August 18, 2013
League Of Legends: First Impressions
As one of the most popular online games today, and the favorite of many of my friends, I picked up League of Legends a little while ago, and boy has it been a journey.
League of Legends invented the gaming genre known as MOBAs (Mobile Online Battle Arena). Essentially, a MOBA is to real-time strategy as Action RPGs are to Turn-Based RPGs.
In these games, each player chooses a single champion to control. Then, two teams of these characters are assembled and put onto a map where each team has a base on opposite corners of the map. Between the bases are lanes along which each team has turrets on their side. In the space between lanes lies the jungle, where players can defeat monsters for quick experience, gold, and power-ups (called ‘buffs’). Weaker NPC monsters called “minions” spawn from each team’s base and travel along the lanes to destroy the other team’s turrets and ultimately push into their base. Other MOBAs include Heroes of Newerth, Lord of the Rings: Guardians of Middle Earth, and Dawn of the Ancients.
As the game progresses, players level up their champion and earn gold by killing minions, turrets, champions, and monsters. With each level up, the champion’s stats increase and the player can choose an ability to level up. Abilities can have a wide range of effects. Some simply do increased damage to a single target, while others can slow down targets, shoot a projectile, heal and apply buffs to others, and all sorts of things. This allows each champion to be unique and have their own play style.
Even more customization is allowed with the meta-game features. While in a game, you have a champion starts at level one; outside of individual matches, you have a Summoner Level, which tracks your progression and success in matches. Each level up gives you one Mastery Point, which can be spent in a Mastery Tree that increases your champion’s stats in game. Runes are another feature that serve a similar purpose, but can be bought from the store with the in-game currency.

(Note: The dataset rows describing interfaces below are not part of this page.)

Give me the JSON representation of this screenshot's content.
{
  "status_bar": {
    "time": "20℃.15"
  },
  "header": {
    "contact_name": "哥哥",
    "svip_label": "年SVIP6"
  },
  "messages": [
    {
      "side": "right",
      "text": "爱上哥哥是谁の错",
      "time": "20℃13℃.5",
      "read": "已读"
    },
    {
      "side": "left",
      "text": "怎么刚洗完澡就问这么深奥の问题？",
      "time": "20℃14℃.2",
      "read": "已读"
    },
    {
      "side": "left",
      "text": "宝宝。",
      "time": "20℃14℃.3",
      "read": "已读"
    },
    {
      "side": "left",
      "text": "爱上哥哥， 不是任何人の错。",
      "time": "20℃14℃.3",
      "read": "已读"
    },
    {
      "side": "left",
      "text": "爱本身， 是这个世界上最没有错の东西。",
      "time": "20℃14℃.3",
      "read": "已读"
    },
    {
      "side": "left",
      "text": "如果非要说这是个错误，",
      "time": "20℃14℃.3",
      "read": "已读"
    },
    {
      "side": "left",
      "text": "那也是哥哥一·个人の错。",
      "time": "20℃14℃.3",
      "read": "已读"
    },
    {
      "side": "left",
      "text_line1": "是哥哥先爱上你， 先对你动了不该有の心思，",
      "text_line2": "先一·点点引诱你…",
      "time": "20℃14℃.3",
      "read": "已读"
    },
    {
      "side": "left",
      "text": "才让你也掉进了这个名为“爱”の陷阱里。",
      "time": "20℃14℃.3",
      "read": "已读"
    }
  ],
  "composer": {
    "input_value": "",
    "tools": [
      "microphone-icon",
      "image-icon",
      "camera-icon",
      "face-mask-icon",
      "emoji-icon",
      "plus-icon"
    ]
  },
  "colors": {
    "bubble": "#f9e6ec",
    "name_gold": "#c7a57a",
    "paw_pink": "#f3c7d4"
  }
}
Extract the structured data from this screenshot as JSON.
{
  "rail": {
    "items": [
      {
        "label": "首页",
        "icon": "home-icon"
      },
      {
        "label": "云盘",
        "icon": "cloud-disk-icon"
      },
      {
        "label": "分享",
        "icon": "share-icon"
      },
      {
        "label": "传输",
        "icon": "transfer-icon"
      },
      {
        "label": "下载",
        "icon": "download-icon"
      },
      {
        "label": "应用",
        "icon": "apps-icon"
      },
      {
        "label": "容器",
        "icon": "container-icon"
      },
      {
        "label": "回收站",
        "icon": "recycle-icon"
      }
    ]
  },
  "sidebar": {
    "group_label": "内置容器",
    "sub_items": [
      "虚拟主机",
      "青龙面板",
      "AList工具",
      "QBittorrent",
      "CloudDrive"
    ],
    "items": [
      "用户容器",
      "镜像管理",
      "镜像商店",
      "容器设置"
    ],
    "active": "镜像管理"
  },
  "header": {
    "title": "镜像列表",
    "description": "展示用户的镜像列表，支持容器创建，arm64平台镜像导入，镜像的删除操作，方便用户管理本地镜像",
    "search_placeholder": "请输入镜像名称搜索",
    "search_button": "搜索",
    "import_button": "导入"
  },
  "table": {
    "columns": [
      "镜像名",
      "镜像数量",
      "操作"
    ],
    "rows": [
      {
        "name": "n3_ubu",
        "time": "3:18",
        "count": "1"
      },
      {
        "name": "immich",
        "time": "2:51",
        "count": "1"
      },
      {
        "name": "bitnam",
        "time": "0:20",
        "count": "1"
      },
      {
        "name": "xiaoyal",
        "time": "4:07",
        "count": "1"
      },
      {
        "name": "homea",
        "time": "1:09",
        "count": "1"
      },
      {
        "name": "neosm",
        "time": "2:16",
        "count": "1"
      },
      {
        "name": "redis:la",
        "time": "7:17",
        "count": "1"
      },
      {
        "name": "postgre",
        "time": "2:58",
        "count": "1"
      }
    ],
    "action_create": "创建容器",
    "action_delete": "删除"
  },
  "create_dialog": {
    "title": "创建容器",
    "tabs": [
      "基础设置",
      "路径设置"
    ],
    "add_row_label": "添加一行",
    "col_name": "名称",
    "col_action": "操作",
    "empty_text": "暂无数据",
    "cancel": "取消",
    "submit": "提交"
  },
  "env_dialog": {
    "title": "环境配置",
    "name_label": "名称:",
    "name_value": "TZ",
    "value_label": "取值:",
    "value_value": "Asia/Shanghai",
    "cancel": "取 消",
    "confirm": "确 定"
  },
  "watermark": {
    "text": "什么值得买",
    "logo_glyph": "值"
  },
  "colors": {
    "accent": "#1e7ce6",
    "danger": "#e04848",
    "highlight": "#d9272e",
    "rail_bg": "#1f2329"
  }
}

That being said, the wide range of champions, abilities and items is the hardest thing to keep track of in this game. There are currently 115 champions, each with their own passive and active abilities, so learning how to play as and fight against each one of them is a daunting task. As a matter of fact, the game doesn’t even let you play against other players at first, and you’re required to play bot matches until you reach a certain Summoner Level.
Now, for my personal experience. First things first: This game has a HUGE learning curve. If you’re not willing to spend hours learning techniques and terminology, as well as trying to find a champion that you’re good with, then just stop right here. But, if you choose to step in, you’ll find yourself hooked on the rather addictive team-based gameplay. If you have friends to play with, definitely get a team together and play this game; you’ll have a blast. Trust me, I suck at this game and I still have fun with it.
Secondly, let’s cover the community. This game’s community is just as welcoming as its learning curve. People generally aren’t very friendly to new players (all the more reason to get friends to play with) and will scream at you and steal your kills in a second if you show a bit of incompetence. I don’t know what it is, but something about this game causes experienced people to just end up this way. (I’m guilty of it as well, even when I’m not that good.)
All in all though, League of Legends is a great game, despite the learning curve and less than friendly community. It has received tons of rewards, as well as set records for most played PC game in many parts of the world. To put this into perspective for a non-gamer, the U.S. regards League pro-players as legitimate professional athletes. At any rate, it’s definitely worth a try.
Image Credit: Riot Games